Disasters like this one are important reminders of what an interconnected world we now live in—and how much we must rely on public agencies, along with private (but regulated) utilities, private-sector contractors, and each other as neighbors when extraordinary events happen.
Issues of this magnitude require a multi-faceted, coordinated effort to get through. Even as we pitch in as individuals to help others who have been affected, the combined public-private partnership—led by federal, state, and local officials who are trained to deploy resources and set recovery priorities—will be crucial to the East Coast’s recovery.
Events like this storm reinforce my deep belief in the importance of a strong, competent public sector. Government can address problems that otherwise defy the efforts of those trying to achieve the public’s welfare. Coping with storms and natural disasters is one element of government’s importance; so are economic downturns, which trigger important benefits like unemployment insurance and food aid to alleviate suffering until conditions improve.
Government is not all-powerful, nor should it be. Market mechanisms, private-sector economic growth, and individual responsibility are cornerstones of our political and economic system. But anyone who believes that government—at all levels—should not be an important part of our lives is not acknowledging the reality of how much we need its ability to address large challenges and make people’s lives better.

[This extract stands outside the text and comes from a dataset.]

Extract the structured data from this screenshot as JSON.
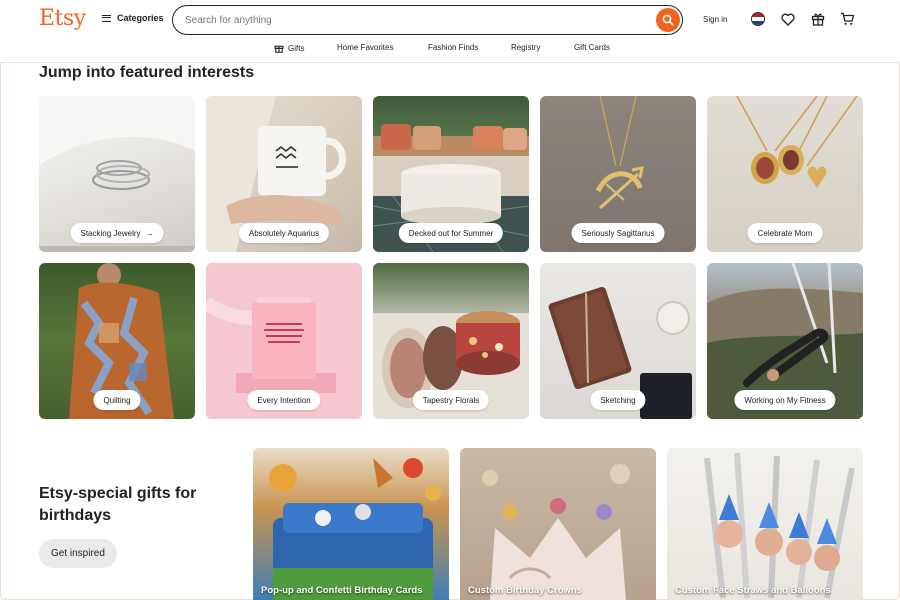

I have nothing but praise for how the response to this mega-storm has been handled by government agencies, from the President and FEMA at the federal level to Governor Patrick and MEMA at the state level and especially to our local communities. There is still a long way to go—and much depends, in the short term, on the ability of utility companies to restore power to communities paralyzed by the storm’s aftermath. Longer-term, federal aid for storm-damaged regions will be a critical part of the recovery from this historic weather event—a recovery which, with the help of government funding, will create jobs to boost our economy even further.
Big problems require help and attention from many sources, including neighbor-to-neighbor assistance and the private sector. But government has a role—an important role—in our lives, whether in times of dire emergency, economic hardship, addressing public health problems, providing public transit, preserving the environment, educating our children, or protecting our streets and our homes. And let’s not forget that government investment—in infrastructure, education, health and wellness, and so many other ways—actually boosts the private sector and increases economic growth in the long run.
As your State Representative, I will continue to advocate for a strong, efficient, and sustainable state government. Our lives, collectively and individually, are positively affected by the services and assistance that government can provide.
We’re all in this together, whether in emergencies or more stable times. Let’s make sure we are spending public dollars as wisely as possible—while investing in the public-sector services and infrastructure that benefit us all.